-- What needs to be done --
Each entry that follows should be given again word for word; please leave out its pictures.

[Dataset rows describing interfaces]

▽

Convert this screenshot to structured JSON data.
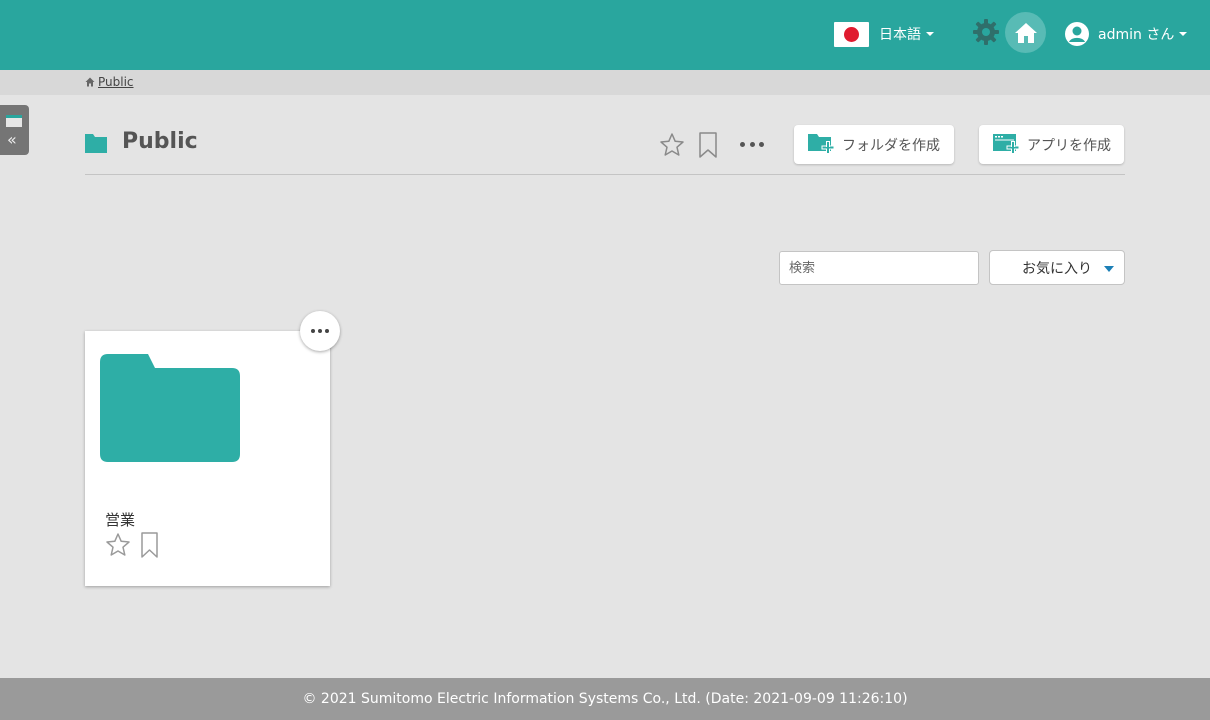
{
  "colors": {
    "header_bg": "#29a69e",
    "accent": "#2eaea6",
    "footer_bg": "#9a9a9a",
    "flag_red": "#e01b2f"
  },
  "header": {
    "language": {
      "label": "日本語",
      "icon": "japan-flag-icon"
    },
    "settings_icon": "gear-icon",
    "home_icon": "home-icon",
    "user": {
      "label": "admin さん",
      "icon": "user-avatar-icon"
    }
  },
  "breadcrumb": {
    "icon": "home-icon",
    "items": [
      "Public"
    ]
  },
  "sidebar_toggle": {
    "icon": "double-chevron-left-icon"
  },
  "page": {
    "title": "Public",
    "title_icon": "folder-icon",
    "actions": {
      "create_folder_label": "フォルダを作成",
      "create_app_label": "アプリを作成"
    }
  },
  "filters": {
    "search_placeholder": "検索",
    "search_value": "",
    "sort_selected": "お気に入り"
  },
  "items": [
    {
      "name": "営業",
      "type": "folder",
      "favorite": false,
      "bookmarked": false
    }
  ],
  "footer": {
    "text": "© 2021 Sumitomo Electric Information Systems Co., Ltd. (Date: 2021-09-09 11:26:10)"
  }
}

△

-- Answer area --
Convert this screenshot to structured JSON data.
{
  "colors": {
    "header_bg": "#29a69e",
    "accent": "#2eaea6",
    "footer_bg": "#9a9a9a",
    "flag_red": "#e01b2f"
  },
  "header": {
    "language": {
      "label": "日本語",
      "icon": "japan-flag-icon"
    },
    "settings_icon": "gear-icon",
    "home_icon": "home-icon",
    "user": {
      "label": "admin さん",
      "icon": "user-avatar-icon"
    }
  },
  "breadcrumb": {
    "icon": "home-icon",
    "items": [
      "Public"
    ]
  },
  "sidebar_toggle": {
    "icon": "double-chevron-left-icon"
  },
  "page": {
    "title": "Public",
    "title_icon": "folder-icon",
    "actions": {
      "create_folder_label": "フォルダを作成",
      "create_app_label": "アプリを作成"
    }
  },
  "filters": {
    "search_placeholder": "検索",
    "search_value": "",
    "sort_selected": "お気に入り"
  },
  "items": [
    {
      "name": "営業",
      "type": "folder",
      "favorite": false,
      "bookmarked": false
    }
  ],
  "footer": {
    "text": "© 2021 Sumitomo Electric Information Systems Co., Ltd. (Date: 2021-09-09 11:26:10)"
  }
}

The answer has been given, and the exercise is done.